Natural Gas vs. Dual Fuel
Boilers can either run on straight natural gas, or they can have a dual-fuel design where the plant can switch between natural gas and heating oil (or propane) as needed. There are pros and cons to each type. With Miura, our LX series are more compact and are rated for lower emissions standards, but they run solely on natural gas. Our EX series have a dual-fuel design, so the plant can run on whichever fuel is cheapest—but the tradeoff is the EX boilers are larger and have a larger emissions footprint.
Why Choose an Industrial Modular Boiler?
With conventional fire-tube boilers, the facility is generally limited to a one-size-fits-all when it comes to demand. The boiler requires an hour or more to power up and down no matter how much steam is needed from moment to moment. However, with a modular configuration of smaller water-tube boilers, the boilers can power up and down in direct response to fluctuating load demands, resulting in a much more energy-efficient and cost-efficient operation. Read more about how Modular Boilers work today.
Industries That Are Well-Suited For Modular Boilers
Modular configurations are ideal for almost any industry with fluctuating steam demands, including:
- Breweries and Distilleries
- Food & Beverage Companies
- Chemical Production Companies
- Healthcare Facilities
- Laundry Services (may have peak demands as hotels and restaurants send in items for cleaning)
- Textile Industries
- Universities and Schools (e.g., campuses with multiple buildings and/or dorms where students use more hot water at morning and at night)
- Industrial Manufacturing (e.g., plants producing large items like aircraft and machinery)
Boiler Maintenance and Safety
Ongoing boiler maintenance is key to safe operations, and the easier the boilers are to maintain, the better. One of your primary considerations is whether your boiler system has adequate monitoring, self-diagnostic and troubleshooting features. While boiler explosions are relatively rare, they are even rarer in water-tube boilers than those with a fire-tube design—and with modular configurations, if one boiler fails or overloads, the other boilers can pick up the slack to reduce downtime.
Miura boiler systems come with a variety of state-of-the-art monitoring and diagnostic features to ensure smooth operations including water quality, chemical levels, built-in microcontrollers with digital readouts and Miura Online Monitoring (MOM) systems, all of which work together to identify and resolve exceptions quickly and facilitate troubleshooting.

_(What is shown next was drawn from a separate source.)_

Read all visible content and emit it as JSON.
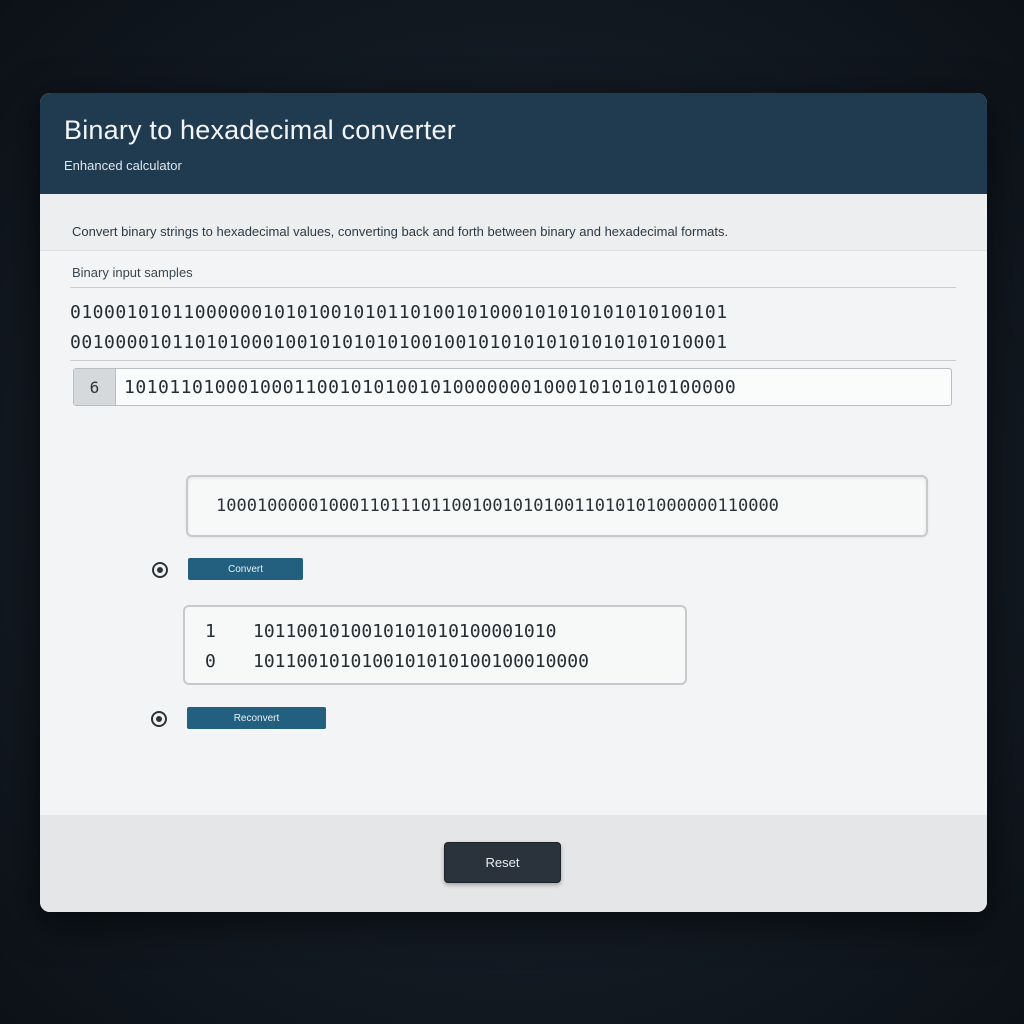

Understanding the basics of industrial boiler systems can help you determine which type of boiler will best serve your facility’s purposes. If you’re looking to install a low-maintenance, high-efficiency boiler system for your plant, factory or campus, we’d love to discuss your options.